WORK ITEM - Which lines in the listing below contain "NUMBER"? Copy each of them.

EXERCISE DATA -
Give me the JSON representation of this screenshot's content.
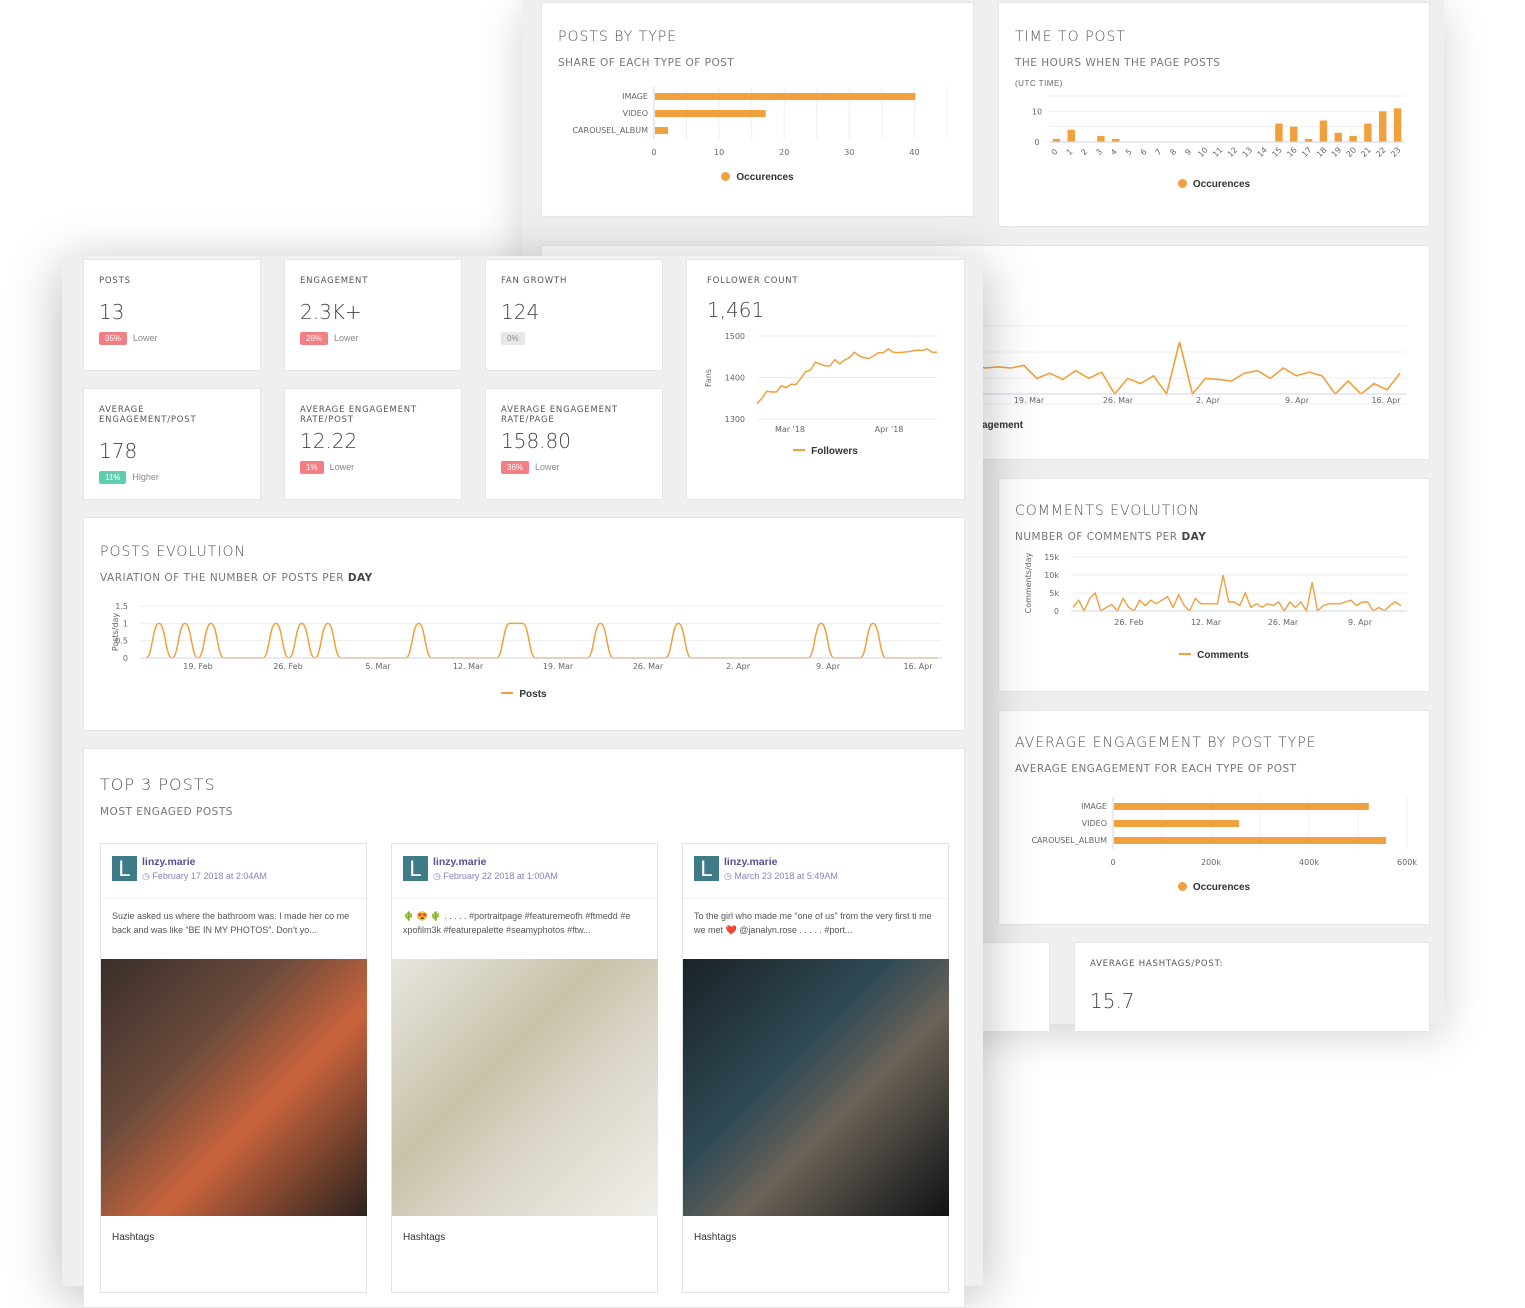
{
  "posts_by_type": {
    "title": "POSTS BY TYPE",
    "subtitle": "SHARE OF EACH TYPE OF POST",
    "legend": "Occurences",
    "chart_data": {
      "type": "bar",
      "orientation": "horizontal",
      "categories": [
        "IMAGE",
        "VIDEO",
        "CAROUSEL_ALBUM"
      ],
      "values": [
        40,
        17,
        2
      ],
      "xlim": [
        0,
        45
      ],
      "xticks": [
        "0",
        "10",
        "20",
        "30",
        "40"
      ],
      "series_name": "Occurences"
    }
  },
  "time_to_post": {
    "title": "TIME TO POST",
    "subtitle": "THE HOURS WHEN THE PAGE POSTS",
    "note": "(UTC TIME)",
    "legend": "Occurences",
    "chart_data": {
      "type": "bar",
      "categories": [
        "0",
        "1",
        "2",
        "3",
        "4",
        "5",
        "6",
        "7",
        "8",
        "9",
        "10",
        "11",
        "12",
        "13",
        "14",
        "15",
        "16",
        "17",
        "18",
        "19",
        "20",
        "21",
        "22",
        "23"
      ],
      "values": [
        1,
        4,
        0,
        2,
        1,
        0,
        0,
        0,
        0,
        0,
        0,
        0,
        0,
        0,
        0,
        6,
        5,
        1,
        7,
        3,
        2,
        6,
        10,
        11
      ],
      "ylim": [
        0,
        15
      ],
      "yticks": [
        "0",
        "10"
      ],
      "series_name": "Occurences"
    }
  },
  "engagement_evolution": {
    "legend_partial": "agement",
    "chart_data": {
      "type": "line",
      "x": [
        "19. Mar",
        "26. Mar",
        "2. Apr",
        "9. Apr",
        "16. Apr"
      ],
      "values": [
        0.55,
        0.5,
        0.52,
        0.5,
        0.55,
        0.3,
        0.4,
        0.28,
        0.45,
        0.3,
        0.42,
        0.0,
        0.3,
        0.2,
        0.35,
        0.0,
        1.0,
        0.0,
        0.3,
        0.28,
        0.25,
        0.4,
        0.45,
        0.3,
        0.5,
        0.35,
        0.42,
        0.35,
        0.0,
        0.25,
        0.0,
        0.2,
        0.08,
        0.4
      ]
    }
  },
  "kpis": [
    {
      "label": "POSTS",
      "value": "13",
      "delta": "35%",
      "trend": "Lower",
      "status": "bad"
    },
    {
      "label": "ENGAGEMENT",
      "value": "2.3K+",
      "delta": "28%",
      "trend": "Lower",
      "status": "bad"
    },
    {
      "label": "FAN GROWTH",
      "value": "124",
      "delta": "0%",
      "trend": "",
      "status": "neutral"
    },
    {
      "label": "AVERAGE ENGAGEMENT/POST",
      "value": "178",
      "delta": "11%",
      "trend": "Higher",
      "status": "good"
    },
    {
      "label": "AVERAGE ENGAGEMENT RATE/POST",
      "value": "12.22",
      "delta": "1%",
      "trend": "Lower",
      "status": "bad"
    },
    {
      "label": "AVERAGE ENGAGEMENT RATE/PAGE",
      "value": "158.80",
      "delta": "36%",
      "trend": "Lower",
      "status": "bad"
    }
  ],
  "follower_count": {
    "label": "FOLLOWER COUNT",
    "value": "1,461",
    "legend": "Followers",
    "chart_data": {
      "type": "line",
      "ylabel": "Fans",
      "ylim": [
        1300,
        1500
      ],
      "yticks": [
        "1300",
        "1400",
        "1500"
      ],
      "xticks": [
        "Mar '18",
        "Apr '18"
      ],
      "values": [
        1337,
        1350,
        1367,
        1365,
        1365,
        1380,
        1376,
        1384,
        1383,
        1398,
        1414,
        1418,
        1437,
        1432,
        1428,
        1428,
        1443,
        1433,
        1442,
        1448,
        1461,
        1452,
        1448,
        1446,
        1452,
        1460,
        1460,
        1469,
        1461,
        1460,
        1461,
        1462,
        1464,
        1466,
        1465,
        1469,
        1461,
        1461
      ]
    }
  },
  "posts_evolution": {
    "title": "POSTS EVOLUTION",
    "subtitle_prefix": "VARIATION OF THE NUMBER OF POSTS PER ",
    "subtitle_bold": "DAY",
    "legend": "Posts",
    "chart_data": {
      "type": "line",
      "ylabel": "Posts/day",
      "ylim": [
        0,
        1.5
      ],
      "yticks": [
        "0",
        "0.5",
        "1",
        "1.5"
      ],
      "xticks": [
        "19. Feb",
        "26. Feb",
        "5. Mar",
        "12. Mar",
        "19. Mar",
        "26. Mar",
        "2. Apr",
        "9. Apr",
        "16. Apr"
      ],
      "start_day": "16. Feb",
      "end_day": "17. Apr",
      "post_days": [
        1,
        3,
        5,
        10,
        12,
        14,
        21,
        28,
        29,
        35,
        41,
        52,
        56
      ]
    }
  },
  "comments_evolution": {
    "title": "COMMENTS EVOLUTION",
    "subtitle_prefix": "NUMBER OF COMMENTS PER ",
    "subtitle_bold": "DAY",
    "legend": "Comments",
    "chart_data": {
      "type": "line",
      "ylabel": "Comments/day",
      "ylim": [
        0,
        15000
      ],
      "yticks": [
        "0",
        "5k",
        "10k",
        "15k"
      ],
      "xticks": [
        "26. Feb",
        "12. Mar",
        "26. Mar",
        "9. Apr"
      ],
      "values": [
        1000,
        3000,
        0,
        3500,
        5000,
        0,
        1000,
        1800,
        0,
        3500,
        1000,
        0,
        3000,
        1500,
        3000,
        2000,
        3000,
        4000,
        1000,
        4500,
        1500,
        0,
        3500,
        2000,
        2000,
        2000,
        2000,
        10000,
        2500,
        2500,
        1500,
        5000,
        1000,
        2000,
        1000,
        2000,
        1500,
        2500,
        0,
        2500,
        1000,
        2500,
        0,
        8000,
        0,
        1500,
        2000,
        2000,
        2000,
        2500,
        3000,
        1500,
        2500,
        2500,
        0,
        1000,
        0,
        1500,
        2500,
        1500
      ]
    }
  },
  "avg_engagement_by_type": {
    "title": "AVERAGE ENGAGEMENT BY POST TYPE",
    "subtitle": "AVERAGE ENGAGEMENT FOR EACH TYPE OF POST",
    "legend": "Occurences",
    "chart_data": {
      "type": "bar",
      "orientation": "horizontal",
      "categories": [
        "IMAGE",
        "VIDEO",
        "CAROUSEL_ALBUM"
      ],
      "values": [
        520000,
        255000,
        555000
      ],
      "xlim": [
        0,
        600000
      ],
      "xticks": [
        "0",
        "200k",
        "400k",
        "600k"
      ],
      "series_name": "Occurences"
    }
  },
  "avg_hashtags": {
    "label": "AVERAGE HASHTAGS/POST:",
    "value": "15.7"
  },
  "top_posts": {
    "title": "TOP 3 POSTS",
    "subtitle": "MOST ENGAGED POSTS",
    "posts": [
      {
        "avatar": "L",
        "user": "linzy.marie",
        "date": "February 17 2018 at 2:04AM",
        "text": "Suzie asked us where the bathroom was. I made her co me back and was like “BE IN MY PHOTOS”. Don’t yo...",
        "hashtags_label": "Hashtags"
      },
      {
        "avatar": "L",
        "user": "linzy.marie",
        "date": "February 22 2018 at 1:00AM",
        "text": "🌵 😍 🌵 . . . . . #portraitpage #featuremeofh #ftmedd #e xpofilm3k #featurepalette #seamyphotos #ftw...",
        "hashtags_label": "Hashtags"
      },
      {
        "avatar": "L",
        "user": "linzy.marie",
        "date": "March 23 2018 at 5:49AM",
        "text": "To the girl who made me “one of us” from the very first ti me we met ❤️ @janalyn.rose . . . . . #port...",
        "hashtags_label": "Hashtags"
      }
    ]
  },
  "colors": {
    "accent": "#f0a03c",
    "bad": "#f17f84",
    "good": "#5fcdaf",
    "avatar": "#3f7a89",
    "username": "#5a4e9a"
  }
}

RESULT -
    "subtitle_prefix": "VARIATION OF THE NUMBER OF POSTS PER ",
    "subtitle_prefix": "NUMBER OF COMMENTS PER ",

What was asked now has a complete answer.